*** Opening INFORMATION SHOWN ***

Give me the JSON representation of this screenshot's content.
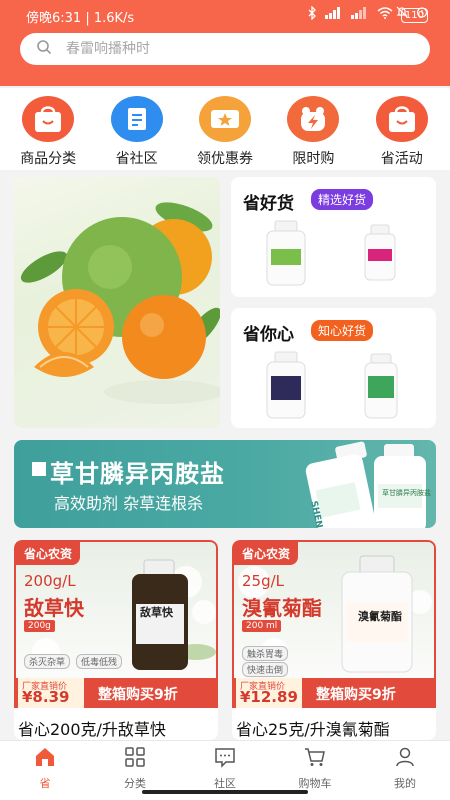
{
  "status_bar": {
    "time_text": "傍晚6:31 | 1.6K/s",
    "battery": "110"
  },
  "search": {
    "placeholder": "春雷响播种时"
  },
  "quick_nav": [
    {
      "label": "商品分类",
      "icon": "shopping-bag-icon"
    },
    {
      "label": "省社区",
      "icon": "document-icon"
    },
    {
      "label": "领优惠券",
      "icon": "coupon-icon"
    },
    {
      "label": "限时购",
      "icon": "flash-sale-icon"
    },
    {
      "label": "省活动",
      "icon": "activity-bag-icon"
    }
  ],
  "promo": {
    "card1": {
      "title": "省好货",
      "tag": "精选好货"
    },
    "card2": {
      "title": "省你心",
      "tag": "知心好货"
    }
  },
  "banner": {
    "title": "草甘膦异丙胺盐",
    "subtitle": "高效助剂 杂草连根杀",
    "bottle_labels": [
      "草甘膦异丙胺盐",
      "SHENG"
    ]
  },
  "products": [
    {
      "top_tag": "省心农资",
      "spec": "200g/L",
      "name_big": "敌草快",
      "volume": "200g",
      "bottle_label": "敌草快",
      "benefits": [
        "杀灭杂草",
        "低毒低残"
      ],
      "price_label": "厂家直销价",
      "price": "¥8.39",
      "promo": "整箱购买9折",
      "caption": "省心200克/升敌草快"
    },
    {
      "top_tag": "省心农资",
      "spec": "25g/L",
      "name_big": "溴氰菊酯",
      "volume": "200 ml",
      "bottle_label": "溴氰菊酯",
      "benefits": [
        "触杀胃毒",
        "快速击倒"
      ],
      "price_label": "厂家直销价",
      "price": "¥12.89",
      "promo": "整箱购买9折",
      "caption": "省心25克/升溴氰菊酯"
    }
  ],
  "tabbar": [
    {
      "label": "省",
      "icon": "home-icon",
      "active": true
    },
    {
      "label": "分类",
      "icon": "grid-icon",
      "active": false
    },
    {
      "label": "社区",
      "icon": "chat-icon",
      "active": false
    },
    {
      "label": "购物车",
      "icon": "cart-icon",
      "active": false
    },
    {
      "label": "我的",
      "icon": "user-icon",
      "active": false
    }
  ],
  "colors": {
    "brand": "#f7664a",
    "accent_red": "#e24b3b",
    "tag_purple": "#7c3de0",
    "tag_orange": "#f2611e",
    "banner_teal": "#4aa9a3"
  }
}
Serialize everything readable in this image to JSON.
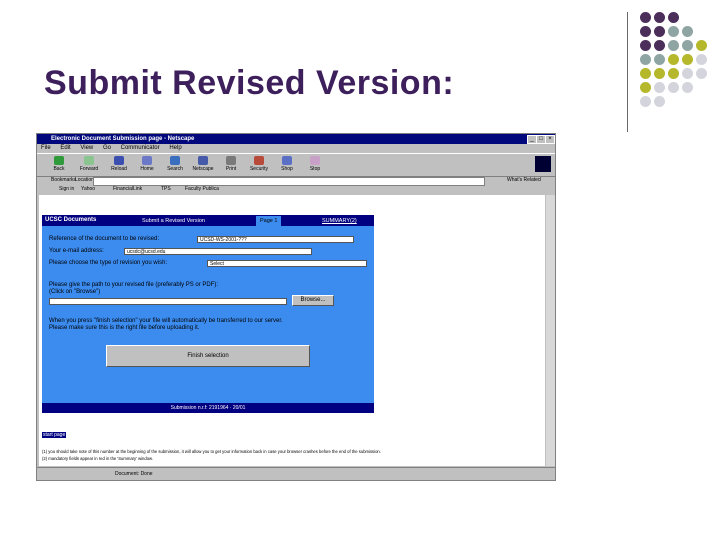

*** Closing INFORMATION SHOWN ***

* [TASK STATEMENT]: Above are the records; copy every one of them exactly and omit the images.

* [WRITTEN RESPONSE]:
Give me the JSON representation of this screenshot's content.
{
  "status_bar": {
    "time_text": "傍晚6:31 | 1.6K/s",
    "battery": "110"
  },
  "search": {
    "placeholder": "春雷响播种时"
  },
  "quick_nav": [
    {
      "label": "商品分类",
      "icon": "shopping-bag-icon"
    },
    {
      "label": "省社区",
      "icon": "document-icon"
    },
    {
      "label": "领优惠券",
      "icon": "coupon-icon"
    },
    {
      "label": "限时购",
      "icon": "flash-sale-icon"
    },
    {
      "label": "省活动",
      "icon": "activity-bag-icon"
    }
  ],
  "promo": {
    "card1": {
      "title": "省好货",
      "tag": "精选好货"
    },
    "card2": {
      "title": "省你心",
      "tag": "知心好货"
    }
  },
  "banner": {
    "title": "草甘膦异丙胺盐",
    "subtitle": "高效助剂 杂草连根杀",
    "bottle_labels": [
      "草甘膦异丙胺盐",
      "SHENG"
    ]
  },
  "products": [
    {
      "top_tag": "省心农资",
      "spec": "200g/L",
      "name_big": "敌草快",
      "volume": "200g",
      "bottle_label": "敌草快",
      "benefits": [
        "杀灭杂草",
        "低毒低残"
      ],
      "price_label": "厂家直销价",
      "price": "¥8.39",
      "promo": "整箱购买9折",
      "caption": "省心200克/升敌草快"
    },
    {
      "top_tag": "省心农资",
      "spec": "25g/L",
      "name_big": "溴氰菊酯",
      "volume": "200 ml",
      "bottle_label": "溴氰菊酯",
      "benefits": [
        "触杀胃毒",
        "快速击倒"
      ],
      "price_label": "厂家直销价",
      "price": "¥12.89",
      "promo": "整箱购买9折",
      "caption": "省心25克/升溴氰菊酯"
    }
  ],
  "tabbar": [
    {
      "label": "省",
      "icon": "home-icon",
      "active": true
    },
    {
      "label": "分类",
      "icon": "grid-icon",
      "active": false
    },
    {
      "label": "社区",
      "icon": "chat-icon",
      "active": false
    },
    {
      "label": "购物车",
      "icon": "cart-icon",
      "active": false
    },
    {
      "label": "我的",
      "icon": "user-icon",
      "active": false
    }
  ],
  "colors": {
    "brand": "#f7664a",
    "accent_red": "#e24b3b",
    "tag_purple": "#7c3de0",
    "tag_orange": "#f2611e",
    "banner_teal": "#4aa9a3"
  }
}
Serialize everything readable in this image to JSON.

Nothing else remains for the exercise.